▶ DATA UNDER STUDY
────────

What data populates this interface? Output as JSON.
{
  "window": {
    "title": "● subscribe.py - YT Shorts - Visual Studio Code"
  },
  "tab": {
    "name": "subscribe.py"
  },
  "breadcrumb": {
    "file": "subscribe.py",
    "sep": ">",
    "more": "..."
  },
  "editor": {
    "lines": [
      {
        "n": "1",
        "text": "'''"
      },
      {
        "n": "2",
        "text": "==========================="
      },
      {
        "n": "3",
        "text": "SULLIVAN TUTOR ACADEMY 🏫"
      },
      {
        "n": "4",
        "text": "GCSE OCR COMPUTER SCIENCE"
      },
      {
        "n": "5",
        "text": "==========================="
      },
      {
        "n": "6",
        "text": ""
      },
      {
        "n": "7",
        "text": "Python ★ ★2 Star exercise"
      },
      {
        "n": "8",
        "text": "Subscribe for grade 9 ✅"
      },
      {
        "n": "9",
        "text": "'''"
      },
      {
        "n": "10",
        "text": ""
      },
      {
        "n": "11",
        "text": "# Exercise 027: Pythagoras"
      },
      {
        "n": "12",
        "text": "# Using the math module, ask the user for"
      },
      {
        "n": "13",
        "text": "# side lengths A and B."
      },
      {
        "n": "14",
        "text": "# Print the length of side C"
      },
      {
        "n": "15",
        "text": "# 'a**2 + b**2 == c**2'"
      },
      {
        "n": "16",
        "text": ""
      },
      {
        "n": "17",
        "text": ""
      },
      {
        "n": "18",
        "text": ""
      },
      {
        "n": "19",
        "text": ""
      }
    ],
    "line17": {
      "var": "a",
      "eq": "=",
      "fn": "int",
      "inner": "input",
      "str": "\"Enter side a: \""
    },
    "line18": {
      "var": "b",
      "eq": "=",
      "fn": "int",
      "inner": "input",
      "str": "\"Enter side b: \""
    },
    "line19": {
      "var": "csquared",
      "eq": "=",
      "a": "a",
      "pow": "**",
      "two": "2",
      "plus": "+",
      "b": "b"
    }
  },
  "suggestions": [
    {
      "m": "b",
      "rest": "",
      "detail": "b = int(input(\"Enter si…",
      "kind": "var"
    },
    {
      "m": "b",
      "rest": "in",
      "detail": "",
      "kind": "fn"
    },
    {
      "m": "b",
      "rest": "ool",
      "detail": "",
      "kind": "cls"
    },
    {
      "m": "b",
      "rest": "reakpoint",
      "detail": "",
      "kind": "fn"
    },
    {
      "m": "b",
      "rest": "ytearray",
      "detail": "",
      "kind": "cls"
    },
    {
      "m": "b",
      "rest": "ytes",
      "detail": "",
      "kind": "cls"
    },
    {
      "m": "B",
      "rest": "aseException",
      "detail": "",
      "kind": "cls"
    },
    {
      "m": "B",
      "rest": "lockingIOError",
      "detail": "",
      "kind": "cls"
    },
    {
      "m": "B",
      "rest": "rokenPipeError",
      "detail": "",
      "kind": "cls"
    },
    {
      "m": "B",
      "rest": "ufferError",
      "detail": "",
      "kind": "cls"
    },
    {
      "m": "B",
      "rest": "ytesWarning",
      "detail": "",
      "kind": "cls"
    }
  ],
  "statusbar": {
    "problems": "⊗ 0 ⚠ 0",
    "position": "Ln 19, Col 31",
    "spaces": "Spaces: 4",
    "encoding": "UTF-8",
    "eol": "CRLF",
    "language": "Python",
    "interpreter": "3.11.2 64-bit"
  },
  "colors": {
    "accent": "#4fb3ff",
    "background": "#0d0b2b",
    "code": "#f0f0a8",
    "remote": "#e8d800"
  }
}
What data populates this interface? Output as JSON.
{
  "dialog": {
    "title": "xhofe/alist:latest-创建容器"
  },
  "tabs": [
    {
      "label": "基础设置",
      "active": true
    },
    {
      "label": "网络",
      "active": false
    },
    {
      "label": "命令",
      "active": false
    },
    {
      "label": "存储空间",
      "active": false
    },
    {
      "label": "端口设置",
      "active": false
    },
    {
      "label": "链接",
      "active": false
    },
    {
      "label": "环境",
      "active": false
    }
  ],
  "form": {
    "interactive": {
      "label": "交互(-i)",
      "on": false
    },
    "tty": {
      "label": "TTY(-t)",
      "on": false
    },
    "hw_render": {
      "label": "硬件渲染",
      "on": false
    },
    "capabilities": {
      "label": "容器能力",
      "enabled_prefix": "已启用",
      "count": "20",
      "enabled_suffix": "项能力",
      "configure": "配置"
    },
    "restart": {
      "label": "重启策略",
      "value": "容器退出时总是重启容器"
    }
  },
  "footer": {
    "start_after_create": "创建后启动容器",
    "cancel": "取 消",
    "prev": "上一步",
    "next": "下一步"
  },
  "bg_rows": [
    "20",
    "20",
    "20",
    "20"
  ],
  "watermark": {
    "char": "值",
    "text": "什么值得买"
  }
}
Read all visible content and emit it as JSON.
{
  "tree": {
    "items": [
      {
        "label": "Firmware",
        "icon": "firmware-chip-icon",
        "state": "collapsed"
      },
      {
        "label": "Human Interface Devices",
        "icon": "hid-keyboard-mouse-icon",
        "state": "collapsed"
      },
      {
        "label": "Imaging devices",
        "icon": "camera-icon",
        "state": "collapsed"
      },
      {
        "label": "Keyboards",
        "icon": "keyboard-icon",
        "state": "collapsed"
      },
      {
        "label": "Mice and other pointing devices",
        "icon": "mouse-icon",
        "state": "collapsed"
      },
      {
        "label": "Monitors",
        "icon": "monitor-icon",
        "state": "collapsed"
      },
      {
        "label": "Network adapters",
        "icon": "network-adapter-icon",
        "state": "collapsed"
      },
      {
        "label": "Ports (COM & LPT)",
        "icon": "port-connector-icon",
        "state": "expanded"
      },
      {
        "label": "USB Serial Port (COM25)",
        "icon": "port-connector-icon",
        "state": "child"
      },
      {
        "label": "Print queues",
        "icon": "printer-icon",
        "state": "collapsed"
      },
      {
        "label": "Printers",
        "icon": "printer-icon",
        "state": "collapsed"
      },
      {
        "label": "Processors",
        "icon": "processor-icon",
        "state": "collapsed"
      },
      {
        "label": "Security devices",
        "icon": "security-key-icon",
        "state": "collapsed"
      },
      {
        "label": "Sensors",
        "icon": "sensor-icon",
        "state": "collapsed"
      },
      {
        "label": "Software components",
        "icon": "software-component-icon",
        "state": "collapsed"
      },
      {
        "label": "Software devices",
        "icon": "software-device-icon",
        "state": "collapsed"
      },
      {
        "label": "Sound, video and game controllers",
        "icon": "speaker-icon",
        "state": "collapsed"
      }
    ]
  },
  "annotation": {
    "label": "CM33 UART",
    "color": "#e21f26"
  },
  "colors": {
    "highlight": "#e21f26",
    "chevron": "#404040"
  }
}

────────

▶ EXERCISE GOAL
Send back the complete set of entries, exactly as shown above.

▶ WRITTEN ANSWER
What data populates this interface? Output as JSON.
{
  "window": {
    "title": "● subscribe.py - YT Shorts - Visual Studio Code"
  },
  "tab": {
    "name": "subscribe.py"
  },
  "breadcrumb": {
    "file": "subscribe.py",
    "sep": ">",
    "more": "..."
  },
  "editor": {
    "lines": [
      {
        "n": "1",
        "text": "'''"
      },
      {
        "n": "2",
        "text": "==========================="
      },
      {
        "n": "3",
        "text": "SULLIVAN TUTOR ACADEMY 🏫"
      },
      {
        "n": "4",
        "text": "GCSE OCR COMPUTER SCIENCE"
      },
      {
        "n": "5",
        "text": "==========================="
      },
      {
        "n": "6",
        "text": ""
      },
      {
        "n": "7",
        "text": "Python ★ ★2 Star exercise"
      },
      {
        "n": "8",
        "text": "Subscribe for grade 9 ✅"
      },
      {
        "n": "9",
        "text": "'''"
      },
      {
        "n": "10",
        "text": ""
      },
      {
        "n": "11",
        "text": "# Exercise 027: Pythagoras"
      },
      {
        "n": "12",
        "text": "# Using the math module, ask the user for"
      },
      {
        "n": "13",
        "text": "# side lengths A and B."
      },
      {
        "n": "14",
        "text": "# Print the length of side C"
      },
      {
        "n": "15",
        "text": "# 'a**2 + b**2 == c**2'"
      },
      {
        "n": "16",
        "text": ""
      },
      {
        "n": "17",
        "text": ""
      },
      {
        "n": "18",
        "text": ""
      },
      {
        "n": "19",
        "text": ""
      }
    ],
    "line17": {
      "var": "a",
      "eq": "=",
      "fn": "int",
      "inner": "input",
      "str": "\"Enter side a: \""
    },
    "line18": {
      "var": "b",
      "eq": "=",
      "fn": "int",
      "inner": "input",
      "str": "\"Enter side b: \""
    },
    "line19": {
      "var": "csquared",
      "eq": "=",
      "a": "a",
      "pow": "**",
      "two": "2",
      "plus": "+",
      "b": "b"
    }
  },
  "suggestions": [
    {
      "m": "b",
      "rest": "",
      "detail": "b = int(input(\"Enter si…",
      "kind": "var"
    },
    {
      "m": "b",
      "rest": "in",
      "detail": "",
      "kind": "fn"
    },
    {
      "m": "b",
      "rest": "ool",
      "detail": "",
      "kind": "cls"
    },
    {
      "m": "b",
      "rest": "reakpoint",
      "detail": "",
      "kind": "fn"
    },
    {
      "m": "b",
      "rest": "ytearray",
      "detail": "",
      "kind": "cls"
    },
    {
      "m": "b",
      "rest": "ytes",
      "detail": "",
      "kind": "cls"
    },
    {
      "m": "B",
      "rest": "aseException",
      "detail": "",
      "kind": "cls"
    },
    {
      "m": "B",
      "rest": "lockingIOError",
      "detail": "",
      "kind": "cls"
    },
    {
      "m": "B",
      "rest": "rokenPipeError",
      "detail": "",
      "kind": "cls"
    },
    {
      "m": "B",
      "rest": "ufferError",
      "detail": "",
      "kind": "cls"
    },
    {
      "m": "B",
      "rest": "ytesWarning",
      "detail": "",
      "kind": "cls"
    }
  ],
  "statusbar": {
    "problems": "⊗ 0 ⚠ 0",
    "position": "Ln 19, Col 31",
    "spaces": "Spaces: 4",
    "encoding": "UTF-8",
    "eol": "CRLF",
    "language": "Python",
    "interpreter": "3.11.2 64-bit"
  },
  "colors": {
    "accent": "#4fb3ff",
    "background": "#0d0b2b",
    "code": "#f0f0a8",
    "remote": "#e8d800"
  }
}
What data populates this interface? Output as JSON.
{
  "dialog": {
    "title": "xhofe/alist:latest-创建容器"
  },
  "tabs": [
    {
      "label": "基础设置",
      "active": true
    },
    {
      "label": "网络",
      "active": false
    },
    {
      "label": "命令",
      "active": false
    },
    {
      "label": "存储空间",
      "active": false
    },
    {
      "label": "端口设置",
      "active": false
    },
    {
      "label": "链接",
      "active": false
    },
    {
      "label": "环境",
      "active": false
    }
  ],
  "form": {
    "interactive": {
      "label": "交互(-i)",
      "on": false
    },
    "tty": {
      "label": "TTY(-t)",
      "on": false
    },
    "hw_render": {
      "label": "硬件渲染",
      "on": false
    },
    "capabilities": {
      "label": "容器能力",
      "enabled_prefix": "已启用",
      "count": "20",
      "enabled_suffix": "项能力",
      "configure": "配置"
    },
    "restart": {
      "label": "重启策略",
      "value": "容器退出时总是重启容器"
    }
  },
  "footer": {
    "start_after_create": "创建后启动容器",
    "cancel": "取 消",
    "prev": "上一步",
    "next": "下一步"
  },
  "bg_rows": [
    "20",
    "20",
    "20",
    "20"
  ],
  "watermark": {
    "char": "值",
    "text": "什么值得买"
  }
}
Read all visible content and emit it as JSON.
{
  "tree": {
    "items": [
      {
        "label": "Firmware",
        "icon": "firmware-chip-icon",
        "state": "collapsed"
      },
      {
        "label": "Human Interface Devices",
        "icon": "hid-keyboard-mouse-icon",
        "state": "collapsed"
      },
      {
        "label": "Imaging devices",
        "icon": "camera-icon",
        "state": "collapsed"
      },
      {
        "label": "Keyboards",
        "icon": "keyboard-icon",
        "state": "collapsed"
      },
      {
        "label": "Mice and other pointing devices",
        "icon": "mouse-icon",
        "state": "collapsed"
      },
      {
        "label": "Monitors",
        "icon": "monitor-icon",
        "state": "collapsed"
      },
      {
        "label": "Network adapters",
        "icon": "network-adapter-icon",
        "state": "collapsed"
      },
      {
        "label": "Ports (COM & LPT)",
        "icon": "port-connector-icon",
        "state": "expanded"
      },
      {
        "label": "USB Serial Port (COM25)",
        "icon": "port-connector-icon",
        "state": "child"
      },
      {
        "label": "Print queues",
        "icon": "printer-icon",
        "state": "collapsed"
      },
      {
        "label": "Printers",
        "icon": "printer-icon",
        "state": "collapsed"
      },
      {
        "label": "Processors",
        "icon": "processor-icon",
        "state": "collapsed"
      },
      {
        "label": "Security devices",
        "icon": "security-key-icon",
        "state": "collapsed"
      },
      {
        "label": "Sensors",
        "icon": "sensor-icon",
        "state": "collapsed"
      },
      {
        "label": "Software components",
        "icon": "software-component-icon",
        "state": "collapsed"
      },
      {
        "label": "Software devices",
        "icon": "software-device-icon",
        "state": "collapsed"
      },
      {
        "label": "Sound, video and game controllers",
        "icon": "speaker-icon",
        "state": "collapsed"
      }
    ]
  },
  "annotation": {
    "label": "CM33 UART",
    "color": "#e21f26"
  },
  "colors": {
    "highlight": "#e21f26",
    "chevron": "#404040"
  }
}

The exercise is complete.